Looking at 3,400 deaths in 34 randomly selected trusts, the largest ever nationally representative review of hospital deaths in England, the researchers found an overall proportion of avoidable deaths of 3.6 per cent.
They found “no significant association between hospital-wide standardised mortality ratios and the proportion of avoidable deaths in a trust”.
Professor Black, a longstanding critic of mortality rates, told HSJ the study found that a “pretty dramatic difference” in HSMR - rising from 105 to 115 - was only associated with a “pretty small, [statistically] insignificant change in avoidable deaths of 0.3 per cent”.
However, he added that comparing trusts based on their rate of avoidable deaths as calculated by case note review was also flawed, because of the small proportion of avoidable deaths and little variation between trusts.
“Dreadful though any avoidable death in a hospital is… they make up such a small proportion of the [annual] 15 million hospital admissions, that no metric based on hospital deaths is a meaningful indication of the quality of that hospital,” Professor Black said.
He added that proposals unveiled by the health secretary Jeremy Hunt for producing “projected avoidable mortality rates” for every trust were “not the best way of assessing quality of hospitals”.
While the authors of the report concluded that hospital-wide mortality rates were not a good way of comparing trusts, they said looking at these indicators for individual, high fatality conditions could still be valuable.
Reviewing records of patients who die in trusts was also an “opportunity for identifying local quality problems and stimulating improvements”.
However, the review findings were challenged by Paul Aylin from the Dr Foster Unit at Imperial College, which has pioneered the use mortality rates.
Professor Aylin said the study had a number of limitations, such as a small sample of case notes per hospital and flaws in case note reviews in attributing the preventability of deaths.
“With such small numbers [Professor Black] is never going to find a relationship with hospital mortality, or as likely or not with any other measure, except by chance alone,” Professor Aylin said.
“He’s an epidemiologist, he should know about sample size,” he added.
A Department of Health spokeswoman told HSJ the review would form part of the evidence base for their work on avoidable deaths.
Sir Bruce Keogh said the report’s findings provided “additional insight and show we need to look at a whole range of methods to measure healthcare and quality”.
Sir Mike Richards, the chief inspector of hospitals at the Care Quality Commission, said he agreed that “looking at mortality rates in isolation will not give a full picture of quality”.

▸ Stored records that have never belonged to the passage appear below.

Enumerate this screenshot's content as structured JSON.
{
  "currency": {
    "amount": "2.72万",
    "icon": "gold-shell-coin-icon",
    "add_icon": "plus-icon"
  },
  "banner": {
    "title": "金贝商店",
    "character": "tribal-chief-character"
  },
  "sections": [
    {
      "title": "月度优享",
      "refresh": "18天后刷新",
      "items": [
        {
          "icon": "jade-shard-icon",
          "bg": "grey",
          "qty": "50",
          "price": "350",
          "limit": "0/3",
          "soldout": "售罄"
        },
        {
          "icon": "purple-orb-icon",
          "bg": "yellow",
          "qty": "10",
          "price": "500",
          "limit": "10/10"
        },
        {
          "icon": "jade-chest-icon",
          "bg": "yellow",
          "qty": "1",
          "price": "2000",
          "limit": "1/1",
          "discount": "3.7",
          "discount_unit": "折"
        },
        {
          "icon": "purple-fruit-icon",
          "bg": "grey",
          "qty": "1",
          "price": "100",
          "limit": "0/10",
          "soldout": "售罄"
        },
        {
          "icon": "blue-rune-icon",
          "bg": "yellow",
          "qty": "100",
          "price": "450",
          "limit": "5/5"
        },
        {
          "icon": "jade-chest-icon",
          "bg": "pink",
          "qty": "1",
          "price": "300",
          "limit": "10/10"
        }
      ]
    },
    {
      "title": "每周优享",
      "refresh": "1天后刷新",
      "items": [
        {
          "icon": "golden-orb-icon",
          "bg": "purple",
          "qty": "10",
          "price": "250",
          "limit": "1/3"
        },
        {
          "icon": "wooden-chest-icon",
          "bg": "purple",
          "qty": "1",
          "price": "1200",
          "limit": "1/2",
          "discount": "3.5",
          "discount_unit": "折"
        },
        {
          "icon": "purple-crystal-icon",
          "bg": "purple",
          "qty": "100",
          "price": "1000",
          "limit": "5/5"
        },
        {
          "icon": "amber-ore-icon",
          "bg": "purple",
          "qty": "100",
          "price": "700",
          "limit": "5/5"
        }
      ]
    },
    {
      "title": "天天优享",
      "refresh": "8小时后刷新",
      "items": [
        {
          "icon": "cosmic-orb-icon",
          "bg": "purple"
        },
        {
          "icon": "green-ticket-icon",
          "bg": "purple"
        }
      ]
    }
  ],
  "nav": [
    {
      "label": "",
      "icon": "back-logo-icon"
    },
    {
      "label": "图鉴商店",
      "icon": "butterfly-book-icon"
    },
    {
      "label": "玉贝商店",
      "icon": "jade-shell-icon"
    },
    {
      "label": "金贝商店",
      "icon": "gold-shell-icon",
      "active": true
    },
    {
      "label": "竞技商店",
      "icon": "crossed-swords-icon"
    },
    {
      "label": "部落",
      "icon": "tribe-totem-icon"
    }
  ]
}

“This is why we look at a range of measures during every inspection, including talking to staff and patients, to assess if a trust is providing safe and effective care,” he added.